Even though Hamner wasn’t the first one to the line, he was the happiest one in the pit area after the officials had made their ruling.  Considering the heartbreak he felt at Five Flags Speedway almost exactly one year ago, Hamner had every reason to celebrate.  In a Pro Late Model feature last May, Hamner led all but the final corner of a 100-lap feature.  This time around, even though he wasn’t the first one to the checkers, he left with a feeling of redemption.



Carlson (#121) was chased by James Buescher (#2) for much of the race (Bob Milner photo)
Carlson kept his lead after the break, but Buescher and Pollard were right there on his heels.  Hamner was still patiently biding his time and saving his tires for the last run in the fifth position on lap 70.  That’s when Hamner went on his tear.  He moved all the way up to second on lap 87 and began the pressure on Carlson that lasted to the checkers.

Buescher followed Hamner across the line and was credited with second after Carlson’s disqualification.  Pollard and Davis were also thrown out of their top-five finishes, bumping Bo Miller to third.  As a result of Jay Middleton’s struggles with a flat tire near the end of the Pensacola 100, Miller leapfrogged to the ASA Late Model Series Southern Division points as the series heads to Hickory, NC, next Saturday night.



PENSACOLA 100
Five Flags Speedway, Pensacola, FL

1. 10 138 Josh Hamner-R 100 Running
2. 3 2 James Buescher-R 100 Running
3. 9 38 Bo Miller-R 100 Running
4. 8 15 Colt James-R 100 Running
5. 1 94 Jason Miller-R 100 Running
6. 11 46 Spencer Taylor-R 100 Running
7. 19 51 Sammy McMullen-R 100 Running
8. 13 44 Mike Williamson-R 100 Running
9. 15 18 Hunter Robbins-R 100 Running
10. 6 1 Andy Pugh-R 100 Running
11. 21 119 Dalton Zehr-R 100 Running
12. 20 33 Dillon Oliver-R 100 Running
13. 16 188 David Pollen Jr.-R 100 Running
14. 4 62 Travis Wilson-R 99 Accident
15. 14 74 Jay Middleton 97 Running
16. 5 22 Matt Hawkins 79 Rear End
17. 22 66 Kevin Willis 65 Shock
18. 17 09 John Wes Townley-R 54 Carburetor
19. 18 07 Andrew Weldon-R 36 Accident
20. 23 32 Malcolm Spears-R 35 Accident
21. 24 9 Eric Wallace-R 11 Rear End
DQ. 2 138 Scott Carlson 100 DQ’ed
DQ. 12 26 Bubba Pollard-R 100 DQ’ed
DQ. 4 96 Steven Davis 100 DQ’ed

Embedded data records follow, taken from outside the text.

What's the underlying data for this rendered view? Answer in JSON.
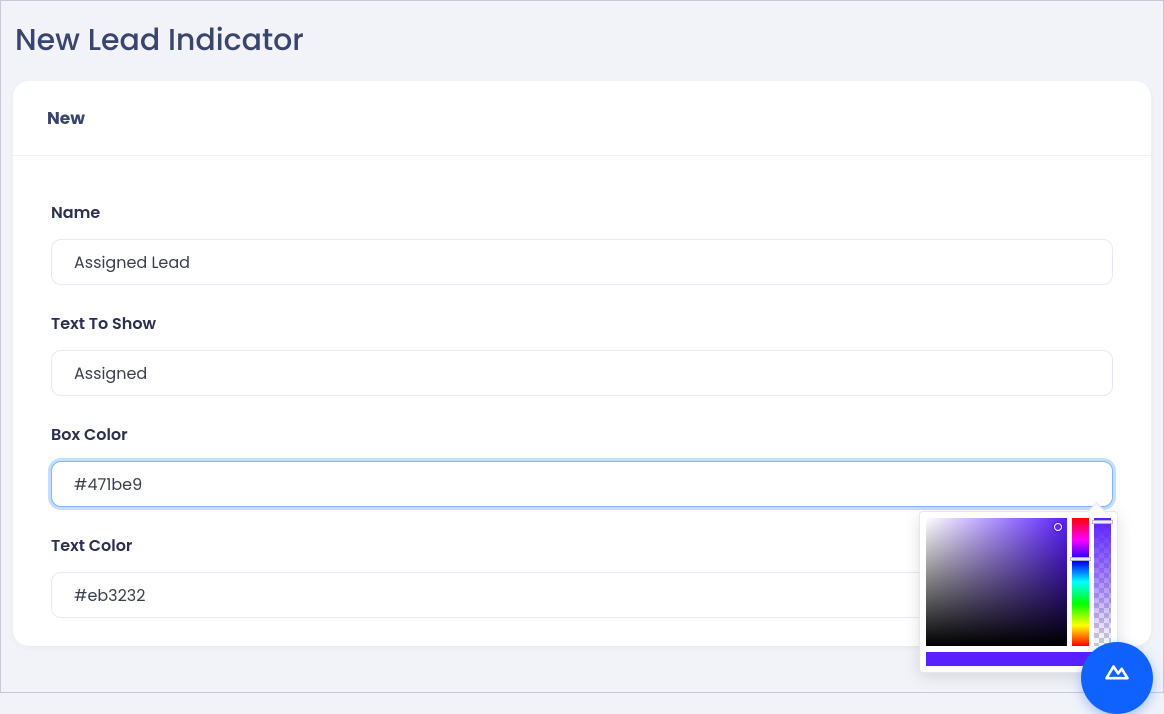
{
  "page": {
    "title": "New Lead Indicator"
  },
  "card": {
    "header_title": "New",
    "fields": {
      "name": {
        "label": "Name",
        "value": "Assigned Lead"
      },
      "text_to_show": {
        "label": "Text To Show",
        "value": "Assigned"
      },
      "box_color": {
        "label": "Box Color",
        "value": "#471be9"
      },
      "text_color": {
        "label": "Text Color",
        "value": "#eb3232"
      }
    }
  },
  "color_picker": {
    "current_hex": "#471be9"
  }
}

Hamner's #138 at Pensacola (51 Photo).
Carlson got a run off the second corner and Hamner fell in behind him down the backstretch, but between turns three and four, Hamner put a bumper to the leader, moving Carlson up the track a bit.  Instead of jumping to the inside and finishing the move for the lead, Hamner let off and let Carlson regain control.  The two raced to the start-finish line but it was Carlson who had the edge at the checkers.

“It was just a last-lap deal,” said Carlson of the hard racing with Hamner in the final laps.  “When you’ve got one to go, I’m going to do what I’ve got to do to stay out
“Last year’s race I dominated the whole thing.  I remember having such a good car and just cruising around up front and asking my dad what lap we were on.  I really had to work for this one tonight.”

After winning the pole, Hamner started 10th after the top-10 qualifiers were inverted.  Carlson jumped out to the lead by the first corner, but Buescher would make his way to the top spot on lap 28.  It wouldn’t take long for Carlson to regain the lead and held it until the halfway break.  ASA officials allowed teams 10 minutes to make changes on their cars at the track that is notorious for eating away tires.